WORK INSTRUCTIONS
Within the records, tally the lines that contain "label" and reply with that number only.

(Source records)
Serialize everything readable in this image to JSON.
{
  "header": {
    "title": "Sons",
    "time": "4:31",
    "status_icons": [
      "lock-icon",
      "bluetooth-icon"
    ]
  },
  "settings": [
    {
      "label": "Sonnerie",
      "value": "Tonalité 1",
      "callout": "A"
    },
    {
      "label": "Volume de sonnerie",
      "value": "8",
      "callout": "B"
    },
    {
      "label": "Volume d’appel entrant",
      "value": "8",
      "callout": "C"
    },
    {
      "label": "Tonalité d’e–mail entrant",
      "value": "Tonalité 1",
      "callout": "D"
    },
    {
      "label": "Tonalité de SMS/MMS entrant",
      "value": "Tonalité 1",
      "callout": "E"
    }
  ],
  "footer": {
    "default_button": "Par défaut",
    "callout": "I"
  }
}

EXPECTED ANSWER
5